— Prompt —
From the listing below, pull out the lines that hold "screenshot".

— Given records —
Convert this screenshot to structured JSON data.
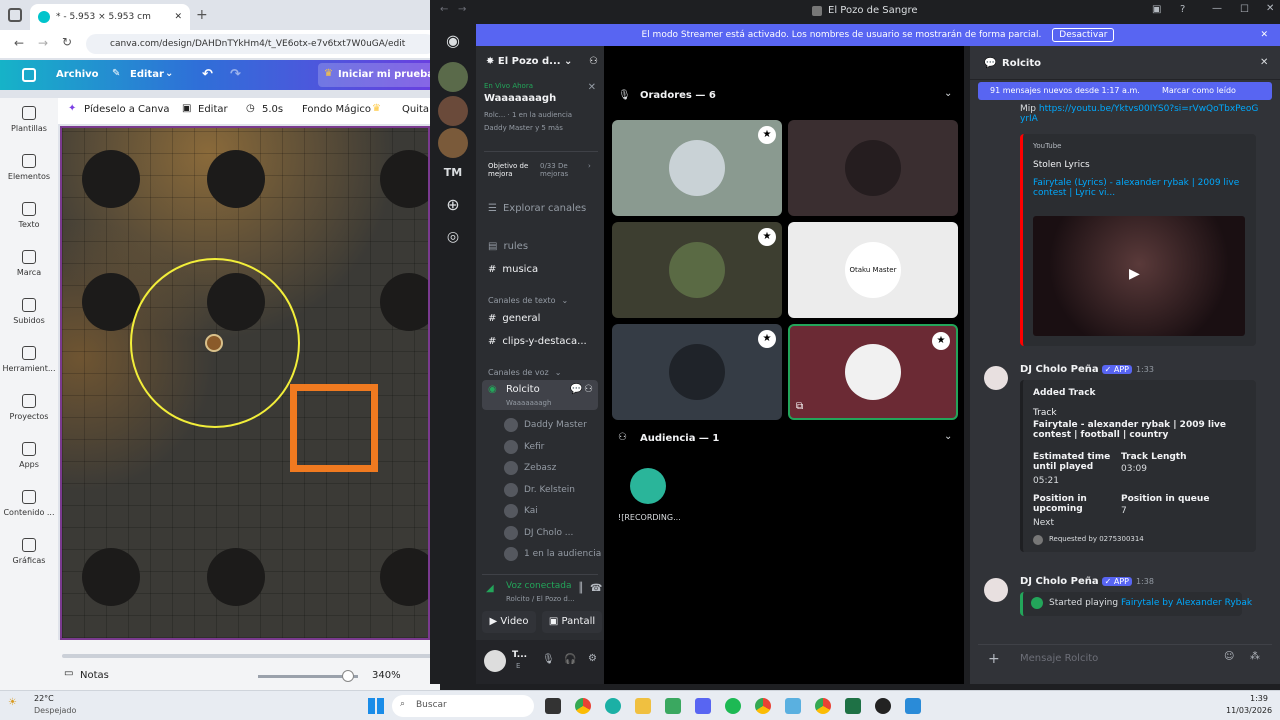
{
  "browser": {
    "tab_title": "* - 5.953 × 5.953 cm",
    "url": "canva.com/design/DAHDnTYkHm4/t_VE6otx-e7v6txt7W0uGA/edit"
  },
  "canva": {
    "header": {
      "archivo": "Archivo",
      "editar": "Editar",
      "trial": "Iniciar mi prueba g"
    },
    "toolbar": {
      "pideselo": "Pídeselo a Canva",
      "editar": "Editar",
      "time": "5.0s",
      "fondo": "Fondo Mágico",
      "quitar": "Quita"
    },
    "sidebar": [
      "Plantillas",
      "Elementos",
      "Texto",
      "Marca",
      "Subidos",
      "Herramient...",
      "Proyectos",
      "Apps",
      "Contenido ...",
      "Gráficas"
    ],
    "bottom": {
      "notas": "Notas",
      "zoom": "340%"
    }
  },
  "discord": {
    "window_title": "El Pozo de Sangre",
    "banner": {
      "text": "El modo Streamer está activado. Los nombres de usuario se mostrarán de forma parcial.",
      "button": "Desactivar"
    },
    "server": {
      "name": "El Pozo d...",
      "live_label": "En Vivo Ahora",
      "event_title": "Waaaaaaagh",
      "event_sub1": "Rolc...",
      "event_sub1b": "1 en la audiencia",
      "event_sub2": "Daddy Master y 5 más",
      "boost_title": "Objetivo de mejora",
      "boost_value": "0/33 De mejoras"
    },
    "server_icons": [
      "TM"
    ],
    "channels": {
      "explore": "Explorar canales",
      "rules": "rules",
      "musica": "musica",
      "text_cat": "Canales de texto",
      "general": "general",
      "clips": "clips-y-destaca...",
      "voice_cat": "Canales de voz",
      "voice_channel": "Rolcito",
      "voice_event": "Waaaaaaagh",
      "voice_users": [
        "Daddy Master",
        "Kefir",
        "Zebasz",
        "Dr. Kelstein",
        "Kai",
        "DJ Cholo ...",
        "1 en la audiencia"
      ]
    },
    "voice_panel": {
      "status": "Voz conectada",
      "location": "Rolcito / El Pozo d...",
      "video": "Video",
      "screen": "Pantall"
    },
    "user": {
      "name": "T...",
      "status": "E"
    },
    "stage": {
      "speakers_title": "Oradores — 6",
      "audience_title": "Audiencia — 1",
      "audience_member": "![RECORDING...",
      "tile_text": "Otaku Master"
    },
    "chat": {
      "channel": "Rolcito",
      "new_bar": "91 mensajes nuevos desde 1:17 a.m.",
      "mark_read": "Marcar como leído",
      "partial_prefix": "Mip",
      "partial_link": "https://youtu.be/Yktvs00IYS0?si=rVwQoTbxPeoGyrIA",
      "yt_provider": "YouTube",
      "yt_author": "Stolen Lyrics",
      "yt_title": "Fairytale (Lyrics) - alexander rybak | 2009 live contest | Lyric vi...",
      "bot_name": "DJ Cholo Peña",
      "app_badge": "✓ APP",
      "msg1_time": "1:33",
      "msg1": {
        "heading": "Added Track",
        "track_label": "Track",
        "track_value": "Fairytale - alexander rybak | 2009 live contest | football | country",
        "eta_label": "Estimated time until played",
        "eta_value": "05:21",
        "length_label": "Track Length",
        "length_value": "03:09",
        "pos_up_label": "Position in upcoming",
        "pos_up_value": "Next",
        "pos_q_label": "Position in queue",
        "pos_q_value": "7",
        "requested": "Requested by 0275300314"
      },
      "msg2_time": "1:38",
      "msg2": {
        "prefix": "Started playing",
        "link": "Fairytale by Alexander Rybak"
      },
      "input_placeholder": "Mensaje Rolcito"
    }
  },
  "taskbar": {
    "weather_temp": "22°C",
    "weather_desc": "Despejado",
    "search": "Buscar",
    "time": "1:39",
    "date": "11/03/2026"
  },
  "colors": {
    "blurple": "#5865f2",
    "canva_teal": "#00c4cc",
    "green": "#23a55a",
    "speaker_border": "#23a55a"
  }
}
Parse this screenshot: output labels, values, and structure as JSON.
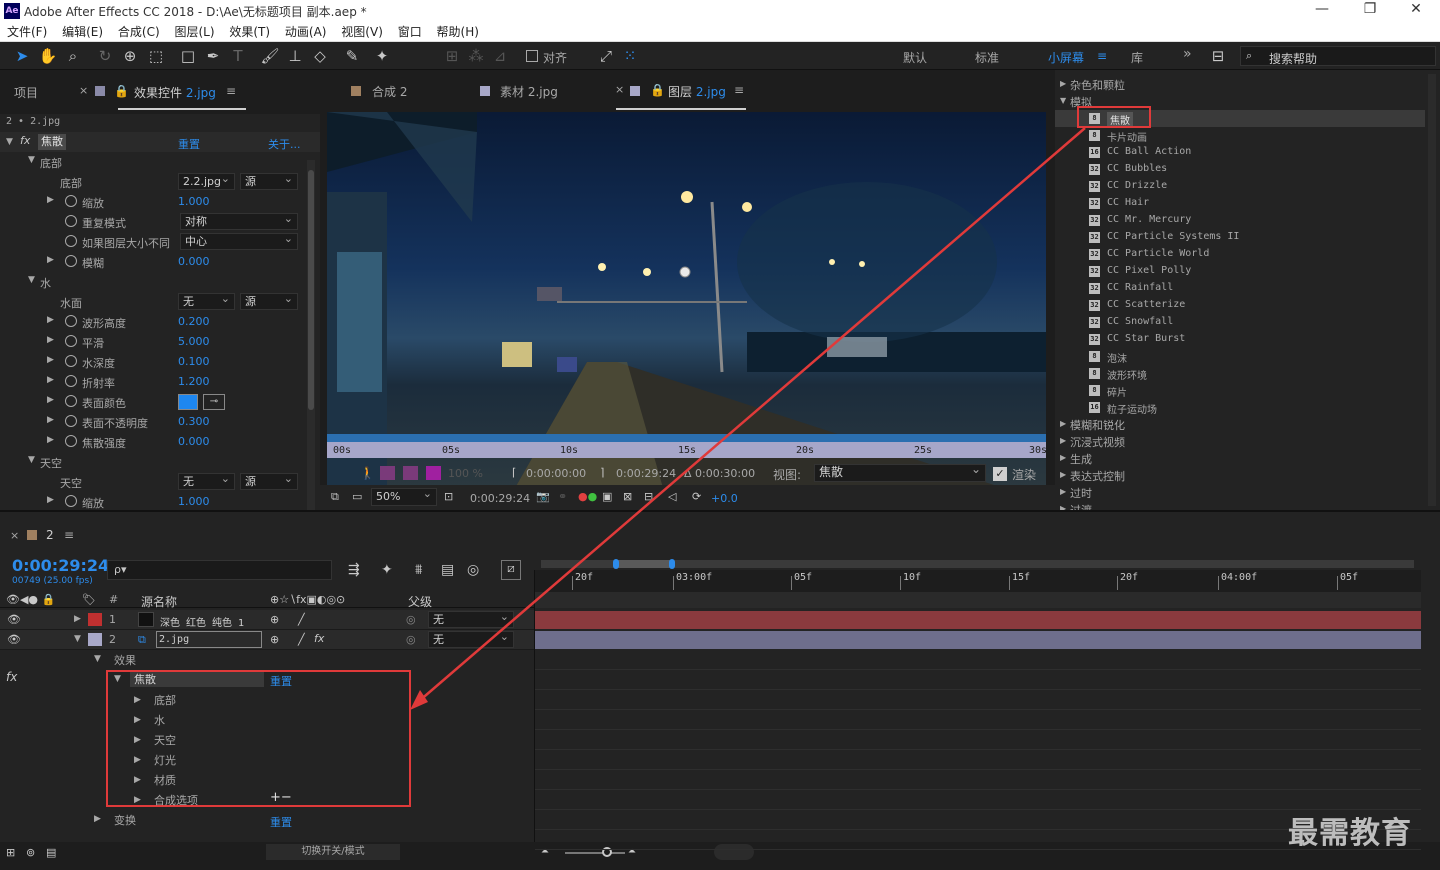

— Your solution —
Convert this screenshot to structured JSON data.
Parse this screenshot: output labels, values, and structure as JSON.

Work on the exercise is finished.